Committee considers McKinnon extradition
Updated on 10 November 2009
The home secretary is due to answer questions about the possible extradition of Gary McKinnon who is wanted in the US for hacking into Pentagon computer systems.
43-year-old McKinnnon, who has Asperger syndrome, allegedly hacked into the computer systems of the Pentagon shortly after the 9/11 attacks in New York.
He has claimed he was searching for reports of UFO sightings.
Last month the home secretary halted extradition proceedings against McKinnon - and said he would review new medical evidence before coming to a decision. Home Secretary Alan Johnson will now answer questions before a parliamentary committee this afternoon.
McKinnon could face up to 60 years in jail if he is convicted in the US.
Gary McKinnon's mother, Janis Sharp, who is also due to appear before the Home Affairs Select Committee spoke to Samira Ahmed.
She said that she was glad Alan Johnson has agreed to look at the new evidence surrounding McKinnnon's case but questioned Britain's extradition policy.
"I'm hoping he'll tell us why we're the only country in the world that will extradite its own citizens which no evidence," she said.
"Gary committed this offence in 2002 in March before the expedition treaty, before the new one, was bought in.
"Doesn’t [Alan Johnson] agree that British people should have equal rights with Americans and to the rest of the world?

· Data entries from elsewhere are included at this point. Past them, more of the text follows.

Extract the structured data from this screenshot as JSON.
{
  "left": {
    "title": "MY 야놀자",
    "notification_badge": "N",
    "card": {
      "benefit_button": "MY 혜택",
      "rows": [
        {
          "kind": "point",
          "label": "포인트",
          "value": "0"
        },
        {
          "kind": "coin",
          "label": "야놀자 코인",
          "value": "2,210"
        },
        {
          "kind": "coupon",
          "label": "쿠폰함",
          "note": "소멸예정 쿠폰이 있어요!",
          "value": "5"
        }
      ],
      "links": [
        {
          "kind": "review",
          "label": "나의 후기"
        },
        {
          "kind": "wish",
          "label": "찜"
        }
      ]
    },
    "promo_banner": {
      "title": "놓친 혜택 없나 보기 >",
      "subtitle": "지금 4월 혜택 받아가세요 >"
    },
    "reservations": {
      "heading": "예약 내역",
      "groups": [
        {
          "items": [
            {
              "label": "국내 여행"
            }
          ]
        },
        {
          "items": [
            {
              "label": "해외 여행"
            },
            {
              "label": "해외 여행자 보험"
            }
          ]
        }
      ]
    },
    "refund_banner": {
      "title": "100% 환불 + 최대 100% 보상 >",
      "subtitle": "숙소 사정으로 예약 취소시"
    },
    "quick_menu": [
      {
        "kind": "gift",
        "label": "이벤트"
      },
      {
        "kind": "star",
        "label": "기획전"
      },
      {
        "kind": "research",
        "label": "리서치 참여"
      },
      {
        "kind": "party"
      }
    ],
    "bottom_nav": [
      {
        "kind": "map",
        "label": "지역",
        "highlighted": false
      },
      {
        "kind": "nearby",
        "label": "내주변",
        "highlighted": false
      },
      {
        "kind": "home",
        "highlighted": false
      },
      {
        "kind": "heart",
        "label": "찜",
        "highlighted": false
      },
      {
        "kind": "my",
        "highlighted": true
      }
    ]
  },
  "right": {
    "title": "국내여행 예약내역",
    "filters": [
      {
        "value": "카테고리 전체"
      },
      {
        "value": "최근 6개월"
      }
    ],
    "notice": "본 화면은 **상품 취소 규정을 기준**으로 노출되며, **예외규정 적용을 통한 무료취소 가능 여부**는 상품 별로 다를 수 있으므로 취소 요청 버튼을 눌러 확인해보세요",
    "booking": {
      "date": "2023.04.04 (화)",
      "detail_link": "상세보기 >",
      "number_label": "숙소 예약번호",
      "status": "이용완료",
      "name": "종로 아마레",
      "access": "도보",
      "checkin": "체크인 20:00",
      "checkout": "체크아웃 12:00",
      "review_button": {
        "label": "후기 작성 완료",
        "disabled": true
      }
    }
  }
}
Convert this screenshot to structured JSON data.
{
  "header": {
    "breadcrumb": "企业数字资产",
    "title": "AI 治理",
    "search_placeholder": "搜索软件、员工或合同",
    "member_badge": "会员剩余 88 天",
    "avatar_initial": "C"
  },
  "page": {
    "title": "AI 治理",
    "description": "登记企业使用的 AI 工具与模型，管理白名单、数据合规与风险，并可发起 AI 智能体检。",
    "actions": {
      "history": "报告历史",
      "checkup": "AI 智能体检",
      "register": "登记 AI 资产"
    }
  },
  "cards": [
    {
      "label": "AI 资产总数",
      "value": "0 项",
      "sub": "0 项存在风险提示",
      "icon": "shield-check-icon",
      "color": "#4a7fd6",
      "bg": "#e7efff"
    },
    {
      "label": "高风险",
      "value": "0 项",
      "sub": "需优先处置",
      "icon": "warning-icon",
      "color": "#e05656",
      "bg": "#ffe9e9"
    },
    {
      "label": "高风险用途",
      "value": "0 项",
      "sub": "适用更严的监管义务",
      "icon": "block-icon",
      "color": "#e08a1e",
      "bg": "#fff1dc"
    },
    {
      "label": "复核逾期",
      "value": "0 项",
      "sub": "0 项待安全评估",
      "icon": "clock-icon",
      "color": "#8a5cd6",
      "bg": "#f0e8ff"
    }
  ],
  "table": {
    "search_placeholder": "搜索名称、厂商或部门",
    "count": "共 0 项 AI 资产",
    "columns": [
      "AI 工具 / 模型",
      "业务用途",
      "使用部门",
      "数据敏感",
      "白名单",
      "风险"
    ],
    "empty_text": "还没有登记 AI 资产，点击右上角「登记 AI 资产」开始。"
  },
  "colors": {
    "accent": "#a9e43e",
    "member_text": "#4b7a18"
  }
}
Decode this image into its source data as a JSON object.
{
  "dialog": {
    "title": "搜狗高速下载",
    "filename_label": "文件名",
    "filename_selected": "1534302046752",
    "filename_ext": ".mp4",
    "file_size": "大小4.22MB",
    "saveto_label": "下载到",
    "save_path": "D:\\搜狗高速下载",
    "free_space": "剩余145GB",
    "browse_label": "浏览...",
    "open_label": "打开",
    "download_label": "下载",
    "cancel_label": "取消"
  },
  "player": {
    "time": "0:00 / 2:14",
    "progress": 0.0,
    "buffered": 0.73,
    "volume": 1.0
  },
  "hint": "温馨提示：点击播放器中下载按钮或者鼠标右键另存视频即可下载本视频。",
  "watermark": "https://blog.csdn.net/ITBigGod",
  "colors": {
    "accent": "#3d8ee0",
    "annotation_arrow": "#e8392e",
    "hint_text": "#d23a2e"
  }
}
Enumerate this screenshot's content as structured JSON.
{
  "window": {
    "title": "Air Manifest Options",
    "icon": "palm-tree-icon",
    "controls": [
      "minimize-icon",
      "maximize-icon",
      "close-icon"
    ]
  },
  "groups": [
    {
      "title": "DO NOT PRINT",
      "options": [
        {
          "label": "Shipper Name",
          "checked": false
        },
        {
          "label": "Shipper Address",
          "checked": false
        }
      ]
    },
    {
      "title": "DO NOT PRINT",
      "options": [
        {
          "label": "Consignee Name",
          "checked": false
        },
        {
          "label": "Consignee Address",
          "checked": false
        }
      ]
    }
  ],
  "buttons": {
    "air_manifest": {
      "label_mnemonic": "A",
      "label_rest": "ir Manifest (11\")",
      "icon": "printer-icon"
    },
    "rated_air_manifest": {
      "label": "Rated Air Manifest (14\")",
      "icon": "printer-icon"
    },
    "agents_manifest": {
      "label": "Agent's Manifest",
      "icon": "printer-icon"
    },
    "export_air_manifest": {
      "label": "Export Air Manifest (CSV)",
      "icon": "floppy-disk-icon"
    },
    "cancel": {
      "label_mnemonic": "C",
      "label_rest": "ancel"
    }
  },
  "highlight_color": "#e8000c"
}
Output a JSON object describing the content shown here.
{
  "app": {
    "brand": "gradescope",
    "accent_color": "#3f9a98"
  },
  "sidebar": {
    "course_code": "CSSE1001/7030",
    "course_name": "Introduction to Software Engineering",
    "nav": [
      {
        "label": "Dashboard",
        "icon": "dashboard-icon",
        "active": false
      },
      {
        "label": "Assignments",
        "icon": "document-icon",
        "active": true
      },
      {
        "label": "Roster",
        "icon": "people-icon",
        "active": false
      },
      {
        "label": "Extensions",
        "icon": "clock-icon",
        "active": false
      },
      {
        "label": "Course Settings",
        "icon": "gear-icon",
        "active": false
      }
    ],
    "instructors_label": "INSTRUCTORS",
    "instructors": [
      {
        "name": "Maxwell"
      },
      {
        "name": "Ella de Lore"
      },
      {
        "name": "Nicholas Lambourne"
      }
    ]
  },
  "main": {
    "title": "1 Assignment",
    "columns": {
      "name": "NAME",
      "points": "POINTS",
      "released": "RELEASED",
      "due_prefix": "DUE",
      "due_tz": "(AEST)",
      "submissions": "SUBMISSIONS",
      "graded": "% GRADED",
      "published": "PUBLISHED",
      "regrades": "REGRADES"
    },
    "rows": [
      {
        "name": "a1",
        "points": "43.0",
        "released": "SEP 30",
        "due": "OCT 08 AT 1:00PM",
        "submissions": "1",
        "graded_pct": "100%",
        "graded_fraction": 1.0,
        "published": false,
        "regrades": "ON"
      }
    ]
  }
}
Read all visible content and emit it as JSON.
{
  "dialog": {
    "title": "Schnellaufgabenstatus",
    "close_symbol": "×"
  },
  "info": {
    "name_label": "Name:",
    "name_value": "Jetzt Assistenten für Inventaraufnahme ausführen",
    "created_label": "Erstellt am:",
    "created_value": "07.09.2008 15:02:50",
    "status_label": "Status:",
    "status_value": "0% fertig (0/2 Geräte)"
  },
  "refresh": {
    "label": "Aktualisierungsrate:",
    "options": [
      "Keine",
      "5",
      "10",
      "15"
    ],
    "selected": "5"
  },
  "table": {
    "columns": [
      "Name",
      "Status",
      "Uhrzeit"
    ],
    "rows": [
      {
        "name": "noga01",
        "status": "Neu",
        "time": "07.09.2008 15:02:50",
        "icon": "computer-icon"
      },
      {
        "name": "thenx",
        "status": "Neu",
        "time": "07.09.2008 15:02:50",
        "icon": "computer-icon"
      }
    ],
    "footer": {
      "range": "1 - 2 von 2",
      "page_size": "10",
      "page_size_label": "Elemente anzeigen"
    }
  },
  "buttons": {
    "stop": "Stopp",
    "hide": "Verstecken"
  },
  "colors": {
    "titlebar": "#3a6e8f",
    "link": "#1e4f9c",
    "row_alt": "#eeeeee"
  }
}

"A man from Romania hacked into the Pentagon and he was sentenced in Romania last year to eight month's imprisonment because Romania won't extradite their own - surly we should have equal rights with Romania at least?
"It's almost eight years now. Every second or every day Gary is in fear.
"It's very difficult to explain what that level of stress over that length of period does but you cannot shake it for an instant.
"It's destroyed Gary. He has become suicidal and unfortunately he's on medication, which I don’t like, but he has to because the alternative is so much worse.
"It has destroyed Gary and our family."